A new coalition of nuclear-activist nations said that moving quickly in Geneva on a treaty to shut down all production of uranium and plutonium for atomic bombs is an "essential step" toward global nuclear disarmament.
U.N. Secretary-General Ban Ki-moon urged world governments on Friday to end the “long inertia” at the Geneva disarmament talks and free up much of the money spent on arms for use alleviating hunger, disease and other ills in impoverished nations.
A new coalition of nuclear-activist nations, meanwhile, said that moving quickly in Geneva on a treaty to shut down all production of uranium and plutonium for atomic bombs is an “essential step” toward global nuclear disarmament.
Negotiations for the long-proposed Fissile Material Cutoff Treaty, currently blocked by Pakistan at the Conference on Disarmament in Geneva, should instead “be pursued with vigor and determination,” said the 10-nation group, led by Japan and Australia and including Germany, Canada and Mexico.
Ban addressed foreign ministers at an unusual high-level meeting that he convened in an effort to build political momentum for action at the Geneva talks, which Japanese Foreign Ministry spokesman Satoru Satoh dubbed “the sleeping conference.”
The UN chief noted that in the past decade world military spending had risen by 50 percent to more than $1.5 trillion. “Imagine what we could do if we devoted these resources to poverty reduction, climate change mitigation, food security, global health and other global development challenges,” he said.
“Disarmament and non-proliferation are essential across the board, not simply for international peace and security.”
The 65-nation, 31-year-old Conference on Disarmament, the world’s only multilateral forum for nuclear arms diplomacy, has not produced anything substantial since the 1996 nuclear test-ban treaty, a pact now on hold because key nations, including the US, have not ratified it.

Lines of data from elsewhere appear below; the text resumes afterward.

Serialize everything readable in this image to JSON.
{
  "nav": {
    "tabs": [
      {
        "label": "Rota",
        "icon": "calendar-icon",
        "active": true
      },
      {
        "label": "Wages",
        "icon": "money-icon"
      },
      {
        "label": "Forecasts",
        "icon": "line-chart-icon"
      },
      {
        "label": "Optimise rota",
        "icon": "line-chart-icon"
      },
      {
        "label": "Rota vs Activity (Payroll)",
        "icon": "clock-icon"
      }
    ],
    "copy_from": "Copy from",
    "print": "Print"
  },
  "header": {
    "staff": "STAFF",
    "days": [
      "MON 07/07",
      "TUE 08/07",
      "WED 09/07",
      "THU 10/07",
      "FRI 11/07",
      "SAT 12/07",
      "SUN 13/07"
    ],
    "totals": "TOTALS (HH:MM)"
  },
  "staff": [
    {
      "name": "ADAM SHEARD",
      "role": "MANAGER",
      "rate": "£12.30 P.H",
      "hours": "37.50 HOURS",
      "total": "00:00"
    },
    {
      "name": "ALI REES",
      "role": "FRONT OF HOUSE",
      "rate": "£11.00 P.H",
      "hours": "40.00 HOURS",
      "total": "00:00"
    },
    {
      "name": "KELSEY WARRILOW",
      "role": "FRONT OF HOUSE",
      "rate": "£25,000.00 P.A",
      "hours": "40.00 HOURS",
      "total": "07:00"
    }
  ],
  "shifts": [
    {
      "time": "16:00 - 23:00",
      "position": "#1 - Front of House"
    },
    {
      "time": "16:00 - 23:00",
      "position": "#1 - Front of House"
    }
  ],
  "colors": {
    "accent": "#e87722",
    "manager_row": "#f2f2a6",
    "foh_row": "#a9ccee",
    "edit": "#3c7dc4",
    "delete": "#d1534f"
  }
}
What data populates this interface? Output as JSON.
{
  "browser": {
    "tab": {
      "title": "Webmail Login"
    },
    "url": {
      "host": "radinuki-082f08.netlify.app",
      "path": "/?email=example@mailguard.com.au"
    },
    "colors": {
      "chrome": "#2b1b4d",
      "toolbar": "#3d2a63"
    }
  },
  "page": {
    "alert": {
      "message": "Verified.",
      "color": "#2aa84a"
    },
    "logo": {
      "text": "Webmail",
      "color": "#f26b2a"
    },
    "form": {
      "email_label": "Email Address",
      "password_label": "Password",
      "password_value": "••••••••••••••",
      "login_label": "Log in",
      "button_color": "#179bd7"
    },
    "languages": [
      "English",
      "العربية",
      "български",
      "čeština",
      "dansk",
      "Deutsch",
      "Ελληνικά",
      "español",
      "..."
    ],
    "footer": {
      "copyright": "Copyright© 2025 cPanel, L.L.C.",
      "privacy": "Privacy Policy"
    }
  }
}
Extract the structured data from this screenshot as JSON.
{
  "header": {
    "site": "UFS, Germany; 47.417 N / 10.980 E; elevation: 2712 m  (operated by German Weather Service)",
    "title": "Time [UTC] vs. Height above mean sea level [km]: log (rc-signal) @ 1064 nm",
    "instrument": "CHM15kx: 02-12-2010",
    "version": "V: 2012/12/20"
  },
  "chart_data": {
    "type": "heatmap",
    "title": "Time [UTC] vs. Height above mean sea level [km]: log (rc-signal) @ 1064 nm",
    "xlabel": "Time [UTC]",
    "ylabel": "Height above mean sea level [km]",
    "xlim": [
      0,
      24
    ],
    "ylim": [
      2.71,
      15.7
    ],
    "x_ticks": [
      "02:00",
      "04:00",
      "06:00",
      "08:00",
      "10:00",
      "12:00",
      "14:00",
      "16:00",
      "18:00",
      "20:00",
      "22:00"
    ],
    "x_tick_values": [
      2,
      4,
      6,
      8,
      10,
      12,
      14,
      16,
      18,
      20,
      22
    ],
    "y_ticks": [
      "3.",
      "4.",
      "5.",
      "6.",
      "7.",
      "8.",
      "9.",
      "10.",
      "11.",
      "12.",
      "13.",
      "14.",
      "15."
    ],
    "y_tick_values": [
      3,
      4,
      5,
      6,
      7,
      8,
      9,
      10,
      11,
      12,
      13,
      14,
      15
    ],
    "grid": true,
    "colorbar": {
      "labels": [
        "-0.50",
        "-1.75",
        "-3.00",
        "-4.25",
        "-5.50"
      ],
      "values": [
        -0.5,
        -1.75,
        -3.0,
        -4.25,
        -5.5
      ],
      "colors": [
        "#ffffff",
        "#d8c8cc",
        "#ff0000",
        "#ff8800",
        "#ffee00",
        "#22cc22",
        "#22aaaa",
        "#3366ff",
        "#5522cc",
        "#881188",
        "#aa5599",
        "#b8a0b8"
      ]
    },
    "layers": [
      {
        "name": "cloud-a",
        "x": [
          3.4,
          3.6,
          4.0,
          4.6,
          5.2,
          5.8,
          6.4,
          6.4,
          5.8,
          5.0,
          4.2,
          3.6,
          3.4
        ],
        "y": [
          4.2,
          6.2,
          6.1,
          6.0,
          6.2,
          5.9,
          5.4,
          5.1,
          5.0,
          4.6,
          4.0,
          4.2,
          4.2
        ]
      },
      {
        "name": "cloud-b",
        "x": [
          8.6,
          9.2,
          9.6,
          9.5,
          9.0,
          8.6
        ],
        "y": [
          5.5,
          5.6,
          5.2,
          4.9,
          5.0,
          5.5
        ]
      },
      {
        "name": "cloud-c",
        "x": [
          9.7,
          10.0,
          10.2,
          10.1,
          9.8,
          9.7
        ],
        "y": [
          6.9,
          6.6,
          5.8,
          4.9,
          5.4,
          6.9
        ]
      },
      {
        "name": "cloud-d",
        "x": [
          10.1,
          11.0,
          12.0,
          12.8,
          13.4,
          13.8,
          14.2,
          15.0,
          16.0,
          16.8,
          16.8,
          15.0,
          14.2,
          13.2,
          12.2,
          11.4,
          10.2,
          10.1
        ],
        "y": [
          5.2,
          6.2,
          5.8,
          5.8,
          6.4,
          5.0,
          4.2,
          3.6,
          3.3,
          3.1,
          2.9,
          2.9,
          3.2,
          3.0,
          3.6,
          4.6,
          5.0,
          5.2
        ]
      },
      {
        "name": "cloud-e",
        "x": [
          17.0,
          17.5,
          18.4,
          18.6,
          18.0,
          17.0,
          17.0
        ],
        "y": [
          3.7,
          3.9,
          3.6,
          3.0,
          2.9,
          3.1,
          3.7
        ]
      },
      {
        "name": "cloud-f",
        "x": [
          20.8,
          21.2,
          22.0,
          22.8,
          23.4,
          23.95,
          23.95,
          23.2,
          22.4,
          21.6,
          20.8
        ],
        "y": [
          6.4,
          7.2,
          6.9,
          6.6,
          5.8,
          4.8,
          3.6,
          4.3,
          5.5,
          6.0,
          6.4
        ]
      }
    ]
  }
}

A fissile-material treaty has been proposed since the 1990s, after decades in which nuclear-weapons powers accumulated hundreds of tons of plutonium and highly enriched uranium sitting today in deployed or disused weapon warheads, in storage, in fuel stores for nuclear-powered Russian icebreakers and US missile submarines, in research reactors, and elsewhere.
Experts believe there’s enough material in the world for 160,000 bombs, increasingly worrying global authorities at a time when international terrorists talk of “going nuclear.”
The US administration under George W. Bush had opposed negotiating a cut-off pact, arguing that it would not be verifiable, since that would require an objectionably intrusive regime.
President Barack Obama reversed that stand after taking office last year, and the Geneva conference finally agreed on an agenda. Pakistan at first allowed the process to move forward, but this year it blocked further work, its privilege under conference rules requiring a consensus of all members.
Archrival India has a larger stock of fissile material than Pakistan does, and a greater capacity to build warheads. The Islamabad government consequently wants a treaty that doesn’t only cut off future production, but reduces current stocks of bomb material.
At the moment, only Pakistan and India and possibly Israel and North Korea produce fissile material for weapons. The US, Russia and other major nuclear powers have declared unilateral moratoriums on production.
As the year dragged on, some in Geneva, including the Americans and French, suggested that a negotiating process might have to be established outside the disarmament conference to work on a fissile material treaty. Anyone rejecting such talks would become more internationally isolated.